* _Instructions to follow_
What you return should match the data exactly, from the first line to the last.

* _Stored data_
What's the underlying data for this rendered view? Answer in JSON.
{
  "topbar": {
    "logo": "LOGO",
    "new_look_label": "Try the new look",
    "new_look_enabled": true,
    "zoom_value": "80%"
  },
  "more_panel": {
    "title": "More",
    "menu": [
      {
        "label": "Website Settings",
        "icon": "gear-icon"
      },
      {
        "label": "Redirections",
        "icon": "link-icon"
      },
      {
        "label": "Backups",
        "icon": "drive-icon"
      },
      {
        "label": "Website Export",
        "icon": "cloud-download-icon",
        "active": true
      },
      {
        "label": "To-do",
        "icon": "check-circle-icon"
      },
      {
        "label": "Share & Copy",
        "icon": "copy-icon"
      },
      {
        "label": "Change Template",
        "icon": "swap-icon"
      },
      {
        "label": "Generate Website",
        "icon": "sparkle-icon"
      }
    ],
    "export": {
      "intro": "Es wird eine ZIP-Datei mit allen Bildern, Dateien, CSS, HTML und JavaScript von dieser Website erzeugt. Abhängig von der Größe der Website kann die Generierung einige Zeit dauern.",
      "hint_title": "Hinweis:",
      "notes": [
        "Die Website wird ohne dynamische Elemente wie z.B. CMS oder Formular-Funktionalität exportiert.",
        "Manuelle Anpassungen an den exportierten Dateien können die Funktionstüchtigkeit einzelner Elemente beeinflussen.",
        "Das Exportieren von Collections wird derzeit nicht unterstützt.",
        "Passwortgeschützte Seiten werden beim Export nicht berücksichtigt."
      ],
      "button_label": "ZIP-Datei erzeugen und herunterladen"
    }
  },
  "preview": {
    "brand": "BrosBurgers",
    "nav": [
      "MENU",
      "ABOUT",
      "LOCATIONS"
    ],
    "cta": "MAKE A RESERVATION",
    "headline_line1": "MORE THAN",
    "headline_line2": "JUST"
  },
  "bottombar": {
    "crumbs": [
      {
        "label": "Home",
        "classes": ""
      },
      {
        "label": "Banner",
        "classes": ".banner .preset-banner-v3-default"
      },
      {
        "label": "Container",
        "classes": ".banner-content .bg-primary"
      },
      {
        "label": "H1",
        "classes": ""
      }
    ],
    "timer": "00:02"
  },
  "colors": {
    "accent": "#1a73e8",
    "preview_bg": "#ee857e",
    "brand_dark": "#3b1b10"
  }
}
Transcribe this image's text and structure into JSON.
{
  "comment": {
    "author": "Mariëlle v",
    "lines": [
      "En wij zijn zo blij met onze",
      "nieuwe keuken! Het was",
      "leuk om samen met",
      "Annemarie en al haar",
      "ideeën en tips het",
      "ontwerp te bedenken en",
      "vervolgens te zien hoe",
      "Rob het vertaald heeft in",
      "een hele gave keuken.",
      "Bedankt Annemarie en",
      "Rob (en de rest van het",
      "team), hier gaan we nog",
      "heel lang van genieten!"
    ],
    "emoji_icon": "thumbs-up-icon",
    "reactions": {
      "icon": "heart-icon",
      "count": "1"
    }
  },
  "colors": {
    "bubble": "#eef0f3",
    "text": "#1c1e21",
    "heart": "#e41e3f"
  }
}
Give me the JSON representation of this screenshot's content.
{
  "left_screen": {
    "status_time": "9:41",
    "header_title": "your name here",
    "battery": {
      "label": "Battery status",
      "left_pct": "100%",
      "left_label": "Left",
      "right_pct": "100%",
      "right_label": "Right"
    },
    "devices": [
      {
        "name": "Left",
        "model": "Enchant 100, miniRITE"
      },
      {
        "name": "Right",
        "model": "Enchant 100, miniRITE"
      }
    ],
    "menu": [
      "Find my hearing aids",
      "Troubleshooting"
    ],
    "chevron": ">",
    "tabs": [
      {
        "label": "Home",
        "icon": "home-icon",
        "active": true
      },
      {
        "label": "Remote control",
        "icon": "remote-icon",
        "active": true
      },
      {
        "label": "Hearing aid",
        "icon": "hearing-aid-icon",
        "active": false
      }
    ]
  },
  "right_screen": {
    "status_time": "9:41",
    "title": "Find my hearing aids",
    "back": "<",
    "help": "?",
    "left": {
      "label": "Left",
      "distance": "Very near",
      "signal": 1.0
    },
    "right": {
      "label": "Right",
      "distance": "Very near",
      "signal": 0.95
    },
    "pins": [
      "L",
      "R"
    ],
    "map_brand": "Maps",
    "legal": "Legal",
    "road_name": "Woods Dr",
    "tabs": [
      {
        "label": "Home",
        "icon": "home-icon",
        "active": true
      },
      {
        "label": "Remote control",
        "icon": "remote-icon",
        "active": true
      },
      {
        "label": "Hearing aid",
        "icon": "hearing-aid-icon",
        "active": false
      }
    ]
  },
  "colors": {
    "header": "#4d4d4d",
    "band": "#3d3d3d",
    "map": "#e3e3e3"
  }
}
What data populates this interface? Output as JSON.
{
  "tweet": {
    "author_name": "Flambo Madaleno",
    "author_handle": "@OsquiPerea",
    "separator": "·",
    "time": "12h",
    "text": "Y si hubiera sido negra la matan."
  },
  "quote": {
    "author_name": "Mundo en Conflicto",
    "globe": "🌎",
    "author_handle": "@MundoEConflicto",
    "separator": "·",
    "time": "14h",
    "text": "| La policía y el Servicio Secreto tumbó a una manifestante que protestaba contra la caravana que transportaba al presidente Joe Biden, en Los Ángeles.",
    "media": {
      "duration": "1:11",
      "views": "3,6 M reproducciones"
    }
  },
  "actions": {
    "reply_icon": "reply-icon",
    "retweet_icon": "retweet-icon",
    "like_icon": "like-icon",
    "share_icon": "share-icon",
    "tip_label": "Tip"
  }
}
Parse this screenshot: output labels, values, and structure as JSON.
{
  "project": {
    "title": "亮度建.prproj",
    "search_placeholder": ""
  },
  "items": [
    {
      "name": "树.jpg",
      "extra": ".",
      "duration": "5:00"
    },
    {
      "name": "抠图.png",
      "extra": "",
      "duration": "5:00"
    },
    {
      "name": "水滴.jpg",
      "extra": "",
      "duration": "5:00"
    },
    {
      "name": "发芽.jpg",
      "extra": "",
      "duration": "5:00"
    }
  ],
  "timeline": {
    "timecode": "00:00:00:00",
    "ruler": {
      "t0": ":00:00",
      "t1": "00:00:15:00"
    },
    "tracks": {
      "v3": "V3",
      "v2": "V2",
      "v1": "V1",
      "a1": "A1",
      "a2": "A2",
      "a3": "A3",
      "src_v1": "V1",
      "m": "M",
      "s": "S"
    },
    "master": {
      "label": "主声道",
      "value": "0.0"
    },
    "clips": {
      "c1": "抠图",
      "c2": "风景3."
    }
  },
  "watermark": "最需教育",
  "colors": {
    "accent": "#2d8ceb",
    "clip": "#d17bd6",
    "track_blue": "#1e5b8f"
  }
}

* _Reply_
What's the underlying data for this rendered view? Answer in JSON.
{
  "topbar": {
    "logo": "LOGO",
    "new_look_label": "Try the new look",
    "new_look_enabled": true,
    "zoom_value": "80%"
  },
  "more_panel": {
    "title": "More",
    "menu": [
      {
        "label": "Website Settings",
        "icon": "gear-icon"
      },
      {
        "label": "Redirections",
        "icon": "link-icon"
      },
      {
        "label": "Backups",
        "icon": "drive-icon"
      },
      {
        "label": "Website Export",
        "icon": "cloud-download-icon",
        "active": true
      },
      {
        "label": "To-do",
        "icon": "check-circle-icon"
      },
      {
        "label": "Share & Copy",
        "icon": "copy-icon"
      },
      {
        "label": "Change Template",
        "icon": "swap-icon"
      },
      {
        "label": "Generate Website",
        "icon": "sparkle-icon"
      }
    ],
    "export": {
      "intro": "Es wird eine ZIP-Datei mit allen Bildern, Dateien, CSS, HTML und JavaScript von dieser Website erzeugt. Abhängig von der Größe der Website kann die Generierung einige Zeit dauern.",
      "hint_title": "Hinweis:",
      "notes": [
        "Die Website wird ohne dynamische Elemente wie z.B. CMS oder Formular-Funktionalität exportiert.",
        "Manuelle Anpassungen an den exportierten Dateien können die Funktionstüchtigkeit einzelner Elemente beeinflussen.",
        "Das Exportieren von Collections wird derzeit nicht unterstützt.",
        "Passwortgeschützte Seiten werden beim Export nicht berücksichtigt."
      ],
      "button_label": "ZIP-Datei erzeugen und herunterladen"
    }
  },
  "preview": {
    "brand": "BrosBurgers",
    "nav": [
      "MENU",
      "ABOUT",
      "LOCATIONS"
    ],
    "cta": "MAKE A RESERVATION",
    "headline_line1": "MORE THAN",
    "headline_line2": "JUST"
  },
  "bottombar": {
    "crumbs": [
      {
        "label": "Home",
        "classes": ""
      },
      {
        "label": "Banner",
        "classes": ".banner .preset-banner-v3-default"
      },
      {
        "label": "Container",
        "classes": ".banner-content .bg-primary"
      },
      {
        "label": "H1",
        "classes": ""
      }
    ],
    "timer": "00:02"
  },
  "colors": {
    "accent": "#1a73e8",
    "preview_bg": "#ee857e",
    "brand_dark": "#3b1b10"
  }
}
Transcribe this image's text and structure into JSON.
{
  "comment": {
    "author": "Mariëlle v",
    "lines": [
      "En wij zijn zo blij met onze",
      "nieuwe keuken! Het was",
      "leuk om samen met",
      "Annemarie en al haar",
      "ideeën en tips het",
      "ontwerp te bedenken en",
      "vervolgens te zien hoe",
      "Rob het vertaald heeft in",
      "een hele gave keuken.",
      "Bedankt Annemarie en",
      "Rob (en de rest van het",
      "team), hier gaan we nog",
      "heel lang van genieten!"
    ],
    "emoji_icon": "thumbs-up-icon",
    "reactions": {
      "icon": "heart-icon",
      "count": "1"
    }
  },
  "colors": {
    "bubble": "#eef0f3",
    "text": "#1c1e21",
    "heart": "#e41e3f"
  }
}
Give me the JSON representation of this screenshot's content.
{
  "left_screen": {
    "status_time": "9:41",
    "header_title": "your name here",
    "battery": {
      "label": "Battery status",
      "left_pct": "100%",
      "left_label": "Left",
      "right_pct": "100%",
      "right_label": "Right"
    },
    "devices": [
      {
        "name": "Left",
        "model": "Enchant 100, miniRITE"
      },
      {
        "name": "Right",
        "model": "Enchant 100, miniRITE"
      }
    ],
    "menu": [
      "Find my hearing aids",
      "Troubleshooting"
    ],
    "chevron": ">",
    "tabs": [
      {
        "label": "Home",
        "icon": "home-icon",
        "active": true
      },
      {
        "label": "Remote control",
        "icon": "remote-icon",
        "active": true
      },
      {
        "label": "Hearing aid",
        "icon": "hearing-aid-icon",
        "active": false
      }
    ]
  },
  "right_screen": {
    "status_time": "9:41",
    "title": "Find my hearing aids",
    "back": "<",
    "help": "?",
    "left": {
      "label": "Left",
      "distance": "Very near",
      "signal": 1.0
    },
    "right": {
      "label": "Right",
      "distance": "Very near",
      "signal": 0.95
    },
    "pins": [
      "L",
      "R"
    ],
    "map_brand": "Maps",
    "legal": "Legal",
    "road_name": "Woods Dr",
    "tabs": [
      {
        "label": "Home",
        "icon": "home-icon",
        "active": true
      },
      {
        "label": "Remote control",
        "icon": "remote-icon",
        "active": true
      },
      {
        "label": "Hearing aid",
        "icon": "hearing-aid-icon",
        "active": false
      }
    ]
  },
  "colors": {
    "header": "#4d4d4d",
    "band": "#3d3d3d",
    "map": "#e3e3e3"
  }
}
What data populates this interface? Output as JSON.
{
  "tweet": {
    "author_name": "Flambo Madaleno",
    "author_handle": "@OsquiPerea",
    "separator": "·",
    "time": "12h",
    "text": "Y si hubiera sido negra la matan."
  },
  "quote": {
    "author_name": "Mundo en Conflicto",
    "globe": "🌎",
    "author_handle": "@MundoEConflicto",
    "separator": "·",
    "time": "14h",
    "text": "| La policía y el Servicio Secreto tumbó a una manifestante que protestaba contra la caravana que transportaba al presidente Joe Biden, en Los Ángeles.",
    "media": {
      "duration": "1:11",
      "views": "3,6 M reproducciones"
    }
  },
  "actions": {
    "reply_icon": "reply-icon",
    "retweet_icon": "retweet-icon",
    "like_icon": "like-icon",
    "share_icon": "share-icon",
    "tip_label": "Tip"
  }
}
Parse this screenshot: output labels, values, and structure as JSON.
{
  "project": {
    "title": "亮度建.prproj",
    "search_placeholder": ""
  },
  "items": [
    {
      "name": "树.jpg",
      "extra": ".",
      "duration": "5:00"
    },
    {
      "name": "抠图.png",
      "extra": "",
      "duration": "5:00"
    },
    {
      "name": "水滴.jpg",
      "extra": "",
      "duration": "5:00"
    },
    {
      "name": "发芽.jpg",
      "extra": "",
      "duration": "5:00"
    }
  ],
  "timeline": {
    "timecode": "00:00:00:00",
    "ruler": {
      "t0": ":00:00",
      "t1": "00:00:15:00"
    },
    "tracks": {
      "v3": "V3",
      "v2": "V2",
      "v1": "V1",
      "a1": "A1",
      "a2": "A2",
      "a3": "A3",
      "src_v1": "V1",
      "m": "M",
      "s": "S"
    },
    "master": {
      "label": "主声道",
      "value": "0.0"
    },
    "clips": {
      "c1": "抠图",
      "c2": "风景3."
    }
  },
  "watermark": "最需教育",
  "colors": {
    "accent": "#2d8ceb",
    "clip": "#d17bd6",
    "track_blue": "#1e5b8f"
  }
}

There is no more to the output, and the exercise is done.